Reference
Baron, J.S., Hartman, M.D., Band, L.E. and Lammers, R.B. 2000. Sensitivity of a high-elevation Rocky Mountain watershed to altered climate and CO2. Water Resources Research 36: 89-99.

What was done
The authors employed a regional hydro-ecological simulation model to evaluate the consequences of a doubling of the air's CO2 concentration and 2 to 4C increases in air temperature on a high-elevation Rocky Mountain watershed.

What was learned
"Both photosynthesis and transpiration were highly responsive to doubled CO2," say the authors. In addition, the positive effects provided by the 4C temperature increase "were additive, so a warmer and carbon-rich environment increased plant growth by 30%." The authors note their results suggest that "forests will expand at the expense of tundra in a warmer, wetter, and enriched CO2 world," and that observed increases in tree height and density in recent decades illustrate "the rapidity with which vegetation can respond to climate change."

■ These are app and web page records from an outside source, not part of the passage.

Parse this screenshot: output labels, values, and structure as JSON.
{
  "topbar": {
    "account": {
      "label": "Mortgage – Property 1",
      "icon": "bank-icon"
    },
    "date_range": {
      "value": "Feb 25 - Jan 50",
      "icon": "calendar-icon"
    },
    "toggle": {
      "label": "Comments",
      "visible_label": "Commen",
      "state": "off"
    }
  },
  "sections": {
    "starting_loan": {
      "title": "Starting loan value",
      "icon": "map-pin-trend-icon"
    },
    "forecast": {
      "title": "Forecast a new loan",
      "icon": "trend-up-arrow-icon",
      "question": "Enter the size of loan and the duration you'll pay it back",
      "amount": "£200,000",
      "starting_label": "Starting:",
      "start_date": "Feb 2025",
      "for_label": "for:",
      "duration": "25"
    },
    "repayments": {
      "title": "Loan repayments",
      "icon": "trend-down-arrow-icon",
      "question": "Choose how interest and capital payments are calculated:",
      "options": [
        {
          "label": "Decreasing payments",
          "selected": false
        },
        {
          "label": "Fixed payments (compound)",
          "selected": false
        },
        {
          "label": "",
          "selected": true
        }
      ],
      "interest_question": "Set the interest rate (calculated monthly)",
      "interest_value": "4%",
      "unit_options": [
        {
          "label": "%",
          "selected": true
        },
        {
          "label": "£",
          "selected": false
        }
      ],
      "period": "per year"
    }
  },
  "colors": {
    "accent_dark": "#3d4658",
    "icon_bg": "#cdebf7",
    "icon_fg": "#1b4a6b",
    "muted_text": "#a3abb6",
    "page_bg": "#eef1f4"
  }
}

With respect to water resources, even though the doubled atmospheric CO2 concentration increased plant water use efficiency, there was little change in basin-wide runoff because of the sparse vegetation cover. Neither did the 4C increase in air temperature much perturb total runoff. It did, however, cause seasonal snow melt to begin four to five weeks earlier than it currently does, allowing the melt water to infiltrate the soil more gradually and for a longer period of time than at present. The authors say this phenomenon is particularly beneficial, because the consequent gradual release of nitrates that are retained in the snowpack and otherwise released in a large pulse in the spring relieves some of the ecological pressure caused by high nitrate concentrations in typical springtime flows.

What it means
The results of this model study of ecosystem response to elevated air temperature and atmospheric CO2 enrichment in a high-elevation Rocky Mountain watershed are typical of what is found in nearly all ecosystems: improved water quality, enhanced plant water use efficiency, and higher levels of vegetative productivity, all of which consequences lead to greater plant populations and ecosystem biodiversity.


Reviewed 11 October 2000